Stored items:
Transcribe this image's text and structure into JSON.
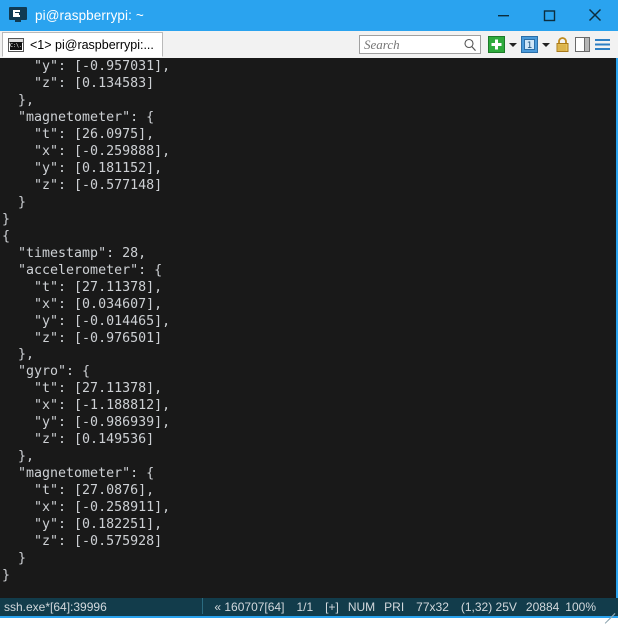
{
  "window": {
    "title": "pi@raspberrypi: ~",
    "app_icon": "terminal-monitor-icon",
    "minimize_label": "–",
    "maximize_label": "☐",
    "close_label": "✕",
    "titlebar_color": "#2aa3ef"
  },
  "toolbar": {
    "tab": {
      "icon": "console-window-icon",
      "label": "<1> pi@raspberrypi:..."
    },
    "search": {
      "placeholder": "Search",
      "value": "",
      "icon": "magnifier-icon"
    },
    "buttons": [
      {
        "name": "new-tab-button",
        "icon": "green-plus-icon",
        "color": "#2eaa3c"
      },
      {
        "name": "new-tab-dropdown",
        "icon": "chevron-down-icon"
      },
      {
        "name": "window-1-button",
        "icon": "blue-window-one-icon",
        "color": "#3b8fd4",
        "label": "1"
      },
      {
        "name": "window-dropdown",
        "icon": "chevron-down-icon"
      },
      {
        "name": "lock-button",
        "icon": "padlock-icon",
        "color": "#d9a12c"
      },
      {
        "name": "split-view-button",
        "icon": "split-pane-icon"
      },
      {
        "name": "menu-button",
        "icon": "hamburger-menu-icon",
        "color": "#2d7fc4"
      }
    ]
  },
  "terminal": {
    "background": "#191919",
    "foreground": "#cdd0d4",
    "lines": [
      "    \"y\": [-0.957031],",
      "    \"z\": [0.134583]",
      "  },",
      "  \"magnetometer\": {",
      "    \"t\": [26.0975],",
      "    \"x\": [-0.259888],",
      "    \"y\": [0.181152],",
      "    \"z\": [-0.577148]",
      "  }",
      "}",
      "{",
      "  \"timestamp\": 28,",
      "  \"accelerometer\": {",
      "    \"t\": [27.11378],",
      "    \"x\": [0.034607],",
      "    \"y\": [-0.014465],",
      "    \"z\": [-0.976501]",
      "  },",
      "  \"gyro\": {",
      "    \"t\": [27.11378],",
      "    \"x\": [-1.188812],",
      "    \"y\": [-0.986939],",
      "    \"z\": [0.149536]",
      "  },",
      "  \"magnetometer\": {",
      "    \"t\": [27.0876],",
      "    \"x\": [-0.258911],",
      "    \"y\": [0.182251],",
      "    \"z\": [-0.575928]",
      "  }",
      "}",
      ""
    ]
  },
  "statusbar": {
    "process": "ssh.exe*[64]:39996",
    "buffer_marker": "« 160707[64]",
    "pages": "1/1",
    "plus_flag": "[+]",
    "num_lock": "NUM",
    "priority": "PRI",
    "size": "77x32",
    "cursor": "(1,32) 25V",
    "lines_count": "20884",
    "zoom": "100%",
    "background": "#123c4b",
    "foreground": "#d2d8dc"
  }
}
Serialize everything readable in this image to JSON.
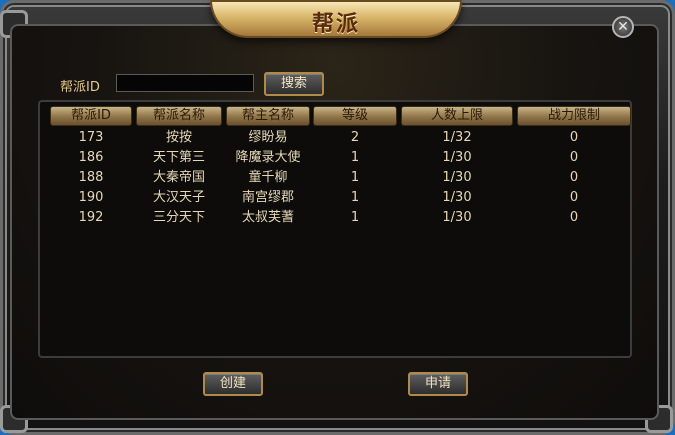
{
  "window": {
    "title": "帮派",
    "close_symbol": "✕"
  },
  "search": {
    "label": "帮派ID",
    "value": "",
    "placeholder": "",
    "button_label": "搜索"
  },
  "table": {
    "headers": [
      "帮派ID",
      "帮派名称",
      "帮主名称",
      "等级",
      "人数上限",
      "战力限制"
    ],
    "rows": [
      [
        "173",
        "按按",
        "缪盼易",
        "2",
        "1/32",
        "0"
      ],
      [
        "186",
        "天下第三",
        "降魔录大使",
        "1",
        "1/30",
        "0"
      ],
      [
        "188",
        "大秦帝国",
        "童千柳",
        "1",
        "1/30",
        "0"
      ],
      [
        "190",
        "大汉天子",
        "南宫缪郡",
        "1",
        "1/30",
        "0"
      ],
      [
        "192",
        "三分天下",
        "太叔芙蓍",
        "1",
        "1/30",
        "0"
      ]
    ]
  },
  "footer": {
    "create_label": "创建",
    "apply_label": "申请"
  },
  "colors": {
    "background": "#1b6fbf",
    "header_gold": "#c9b48a",
    "text": "#e6d7b7",
    "label": "#e2c889"
  },
  "icons": {
    "close": "close-icon"
  }
}
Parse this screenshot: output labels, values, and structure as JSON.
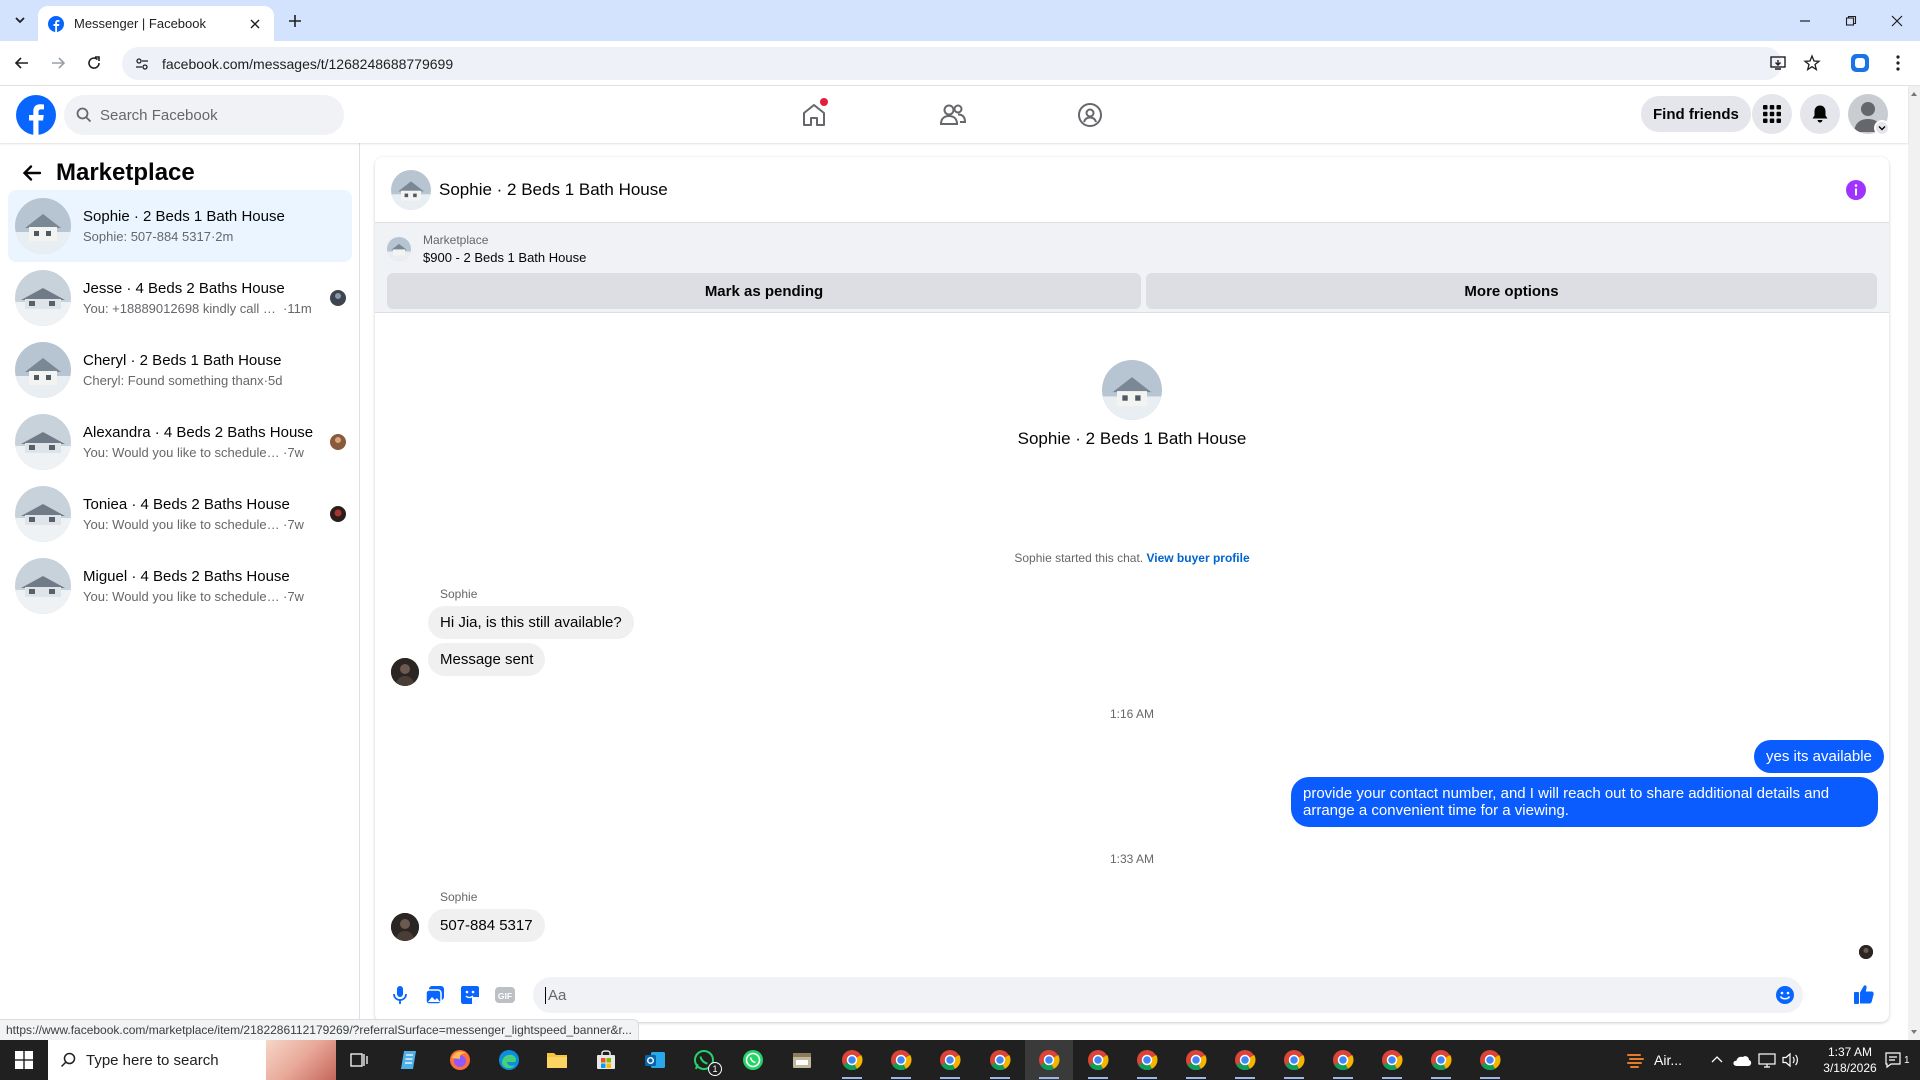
{
  "browser": {
    "tab_title": "Messenger | Facebook",
    "url": "facebook.com/messages/t/1268248688779699",
    "status_url": "https://www.facebook.com/marketplace/item/2182286112179269/?referralSurface=messenger_lightspeed_banner&r..."
  },
  "header": {
    "search_placeholder": "Search Facebook",
    "find_friends": "Find friends"
  },
  "sidebar": {
    "title": "Marketplace",
    "conversations": [
      {
        "name": "Sophie · 2 Beds 1 Bath House",
        "snippet": "Sophie: 507-884 5317",
        "time": "·2m"
      },
      {
        "name": "Jesse · 4 Beds 2 Baths House",
        "snippet": "You: +18889012698 kindly call m...",
        "time": "·11m"
      },
      {
        "name": "Cheryl · 2 Beds 1 Bath House",
        "snippet": "Cheryl: Found something thanx",
        "time": "·5d"
      },
      {
        "name": "Alexandra · 4 Beds 2 Baths House",
        "snippet": "You: Would you like to schedule a ...",
        "time": "·7w"
      },
      {
        "name": "Toniea · 4 Beds 2 Baths House",
        "snippet": "You: Would you like to schedule a ...",
        "time": "·7w"
      },
      {
        "name": "Miguel · 4 Beds 2 Baths House",
        "snippet": "You: Would you like to schedule a vie...",
        "time": "·7w"
      }
    ]
  },
  "chat": {
    "title": "Sophie · 2 Beds 1 Bath House",
    "listing_label": "Marketplace",
    "listing_price": "$900 - 2 Beds 1 Bath House",
    "mark_pending": "Mark as pending",
    "more_options": "More options",
    "intro_name": "Sophie · 2 Beds 1 Bath House",
    "started_text": "Sophie started this chat.",
    "view_profile": "View buyer profile",
    "messages": {
      "sender1": "Sophie",
      "m1": "Hi Jia, is this still available?",
      "m2": "Message sent",
      "time1": "1:16 AM",
      "m3": "yes its available",
      "m4_line1": "provide your contact number, and I will reach out to share additional details and",
      "m4_line2": "arrange a convenient time for a viewing.",
      "time2": "1:33 AM",
      "sender2": "Sophie",
      "m5": "507-884 5317"
    },
    "composer_placeholder": "Aa"
  },
  "taskbar": {
    "search_placeholder": "Type here to search",
    "weather": "Air...",
    "time": "1:37 AM",
    "date": "3/18/2026",
    "notif_count": "1"
  },
  "colors": {
    "fb_blue": "#0866ff",
    "outgoing_bubble": "#0a5cff",
    "info_purple": "#a033ff"
  }
}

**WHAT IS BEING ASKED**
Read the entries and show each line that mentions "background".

**RESPONSE BELOW**
    "background": "#191919",
    "background": "#123c4b",
    "background": "#1b6fbf",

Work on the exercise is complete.